**EXERCISE REQUIREMENTS**: Set down every entry exactly as it was written.

**RECORDS**:
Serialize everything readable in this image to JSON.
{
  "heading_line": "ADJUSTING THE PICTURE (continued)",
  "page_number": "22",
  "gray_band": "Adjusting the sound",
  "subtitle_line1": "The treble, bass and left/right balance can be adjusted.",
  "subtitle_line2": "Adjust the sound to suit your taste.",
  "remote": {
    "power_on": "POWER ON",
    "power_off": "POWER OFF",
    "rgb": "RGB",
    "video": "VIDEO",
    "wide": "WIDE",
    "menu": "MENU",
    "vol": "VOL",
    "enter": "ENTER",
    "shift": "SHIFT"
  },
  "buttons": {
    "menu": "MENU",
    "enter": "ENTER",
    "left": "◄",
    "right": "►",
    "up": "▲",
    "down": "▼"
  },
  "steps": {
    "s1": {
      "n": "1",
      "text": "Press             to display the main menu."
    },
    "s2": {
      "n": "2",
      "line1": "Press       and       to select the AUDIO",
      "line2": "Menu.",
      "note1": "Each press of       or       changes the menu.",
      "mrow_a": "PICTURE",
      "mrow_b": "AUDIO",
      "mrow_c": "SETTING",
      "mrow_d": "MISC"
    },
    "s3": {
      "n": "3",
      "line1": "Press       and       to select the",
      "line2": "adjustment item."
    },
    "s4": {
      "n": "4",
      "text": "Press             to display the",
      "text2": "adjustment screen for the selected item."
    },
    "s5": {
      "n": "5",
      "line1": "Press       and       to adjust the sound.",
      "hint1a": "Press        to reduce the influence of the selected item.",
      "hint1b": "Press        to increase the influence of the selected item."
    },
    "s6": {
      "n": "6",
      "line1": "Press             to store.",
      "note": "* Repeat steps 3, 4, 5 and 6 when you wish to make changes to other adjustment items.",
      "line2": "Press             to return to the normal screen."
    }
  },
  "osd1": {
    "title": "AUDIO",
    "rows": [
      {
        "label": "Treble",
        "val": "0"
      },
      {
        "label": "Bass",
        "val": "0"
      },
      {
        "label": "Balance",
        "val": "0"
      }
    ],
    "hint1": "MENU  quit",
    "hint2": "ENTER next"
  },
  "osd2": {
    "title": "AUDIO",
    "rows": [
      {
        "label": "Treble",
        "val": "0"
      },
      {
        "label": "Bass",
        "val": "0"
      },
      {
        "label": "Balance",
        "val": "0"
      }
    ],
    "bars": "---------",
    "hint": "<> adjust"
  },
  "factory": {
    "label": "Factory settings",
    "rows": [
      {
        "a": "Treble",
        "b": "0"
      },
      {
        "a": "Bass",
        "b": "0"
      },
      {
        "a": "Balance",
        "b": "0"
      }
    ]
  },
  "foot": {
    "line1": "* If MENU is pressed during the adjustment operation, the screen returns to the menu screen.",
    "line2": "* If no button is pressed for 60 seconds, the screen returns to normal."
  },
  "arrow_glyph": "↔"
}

**ANSWER FOR THIS EXERCISE**:
Serialize everything readable in this image to JSON.
{
  "heading_line": "ADJUSTING THE PICTURE (continued)",
  "page_number": "22",
  "gray_band": "Adjusting the sound",
  "subtitle_line1": "The treble, bass and left/right balance can be adjusted.",
  "subtitle_line2": "Adjust the sound to suit your taste.",
  "remote": {
    "power_on": "POWER ON",
    "power_off": "POWER OFF",
    "rgb": "RGB",
    "video": "VIDEO",
    "wide": "WIDE",
    "menu": "MENU",
    "vol": "VOL",
    "enter": "ENTER",
    "shift": "SHIFT"
  },
  "buttons": {
    "menu": "MENU",
    "enter": "ENTER",
    "left": "◄",
    "right": "►",
    "up": "▲",
    "down": "▼"
  },
  "steps": {
    "s1": {
      "n": "1",
      "text": "Press             to display the main menu."
    },
    "s2": {
      "n": "2",
      "line1": "Press       and       to select the AUDIO",
      "line2": "Menu.",
      "note1": "Each press of       or       changes the menu.",
      "mrow_a": "PICTURE",
      "mrow_b": "AUDIO",
      "mrow_c": "SETTING",
      "mrow_d": "MISC"
    },
    "s3": {
      "n": "3",
      "line1": "Press       and       to select the",
      "line2": "adjustment item."
    },
    "s4": {
      "n": "4",
      "text": "Press             to display the",
      "text2": "adjustment screen for the selected item."
    },
    "s5": {
      "n": "5",
      "line1": "Press       and       to adjust the sound.",
      "hint1a": "Press        to reduce the influence of the selected item.",
      "hint1b": "Press        to increase the influence of the selected item."
    },
    "s6": {
      "n": "6",
      "line1": "Press             to store.",
      "note": "* Repeat steps 3, 4, 5 and 6 when you wish to make changes to other adjustment items.",
      "line2": "Press             to return to the normal screen."
    }
  },
  "osd1": {
    "title": "AUDIO",
    "rows": [
      {
        "label": "Treble",
        "val": "0"
      },
      {
        "label": "Bass",
        "val": "0"
      },
      {
        "label": "Balance",
        "val": "0"
      }
    ],
    "hint1": "MENU  quit",
    "hint2": "ENTER next"
  },
  "osd2": {
    "title": "AUDIO",
    "rows": [
      {
        "label": "Treble",
        "val": "0"
      },
      {
        "label": "Bass",
        "val": "0"
      },
      {
        "label": "Balance",
        "val": "0"
      }
    ],
    "bars": "---------",
    "hint": "<> adjust"
  },
  "factory": {
    "label": "Factory settings",
    "rows": [
      {
        "a": "Treble",
        "b": "0"
      },
      {
        "a": "Bass",
        "b": "0"
      },
      {
        "a": "Balance",
        "b": "0"
      }
    ]
  },
  "foot": {
    "line1": "* If MENU is pressed during the adjustment operation, the screen returns to the menu screen.",
    "line2": "* If no button is pressed for 60 seconds, the screen returns to normal."
  },
  "arrow_glyph": "↔"
}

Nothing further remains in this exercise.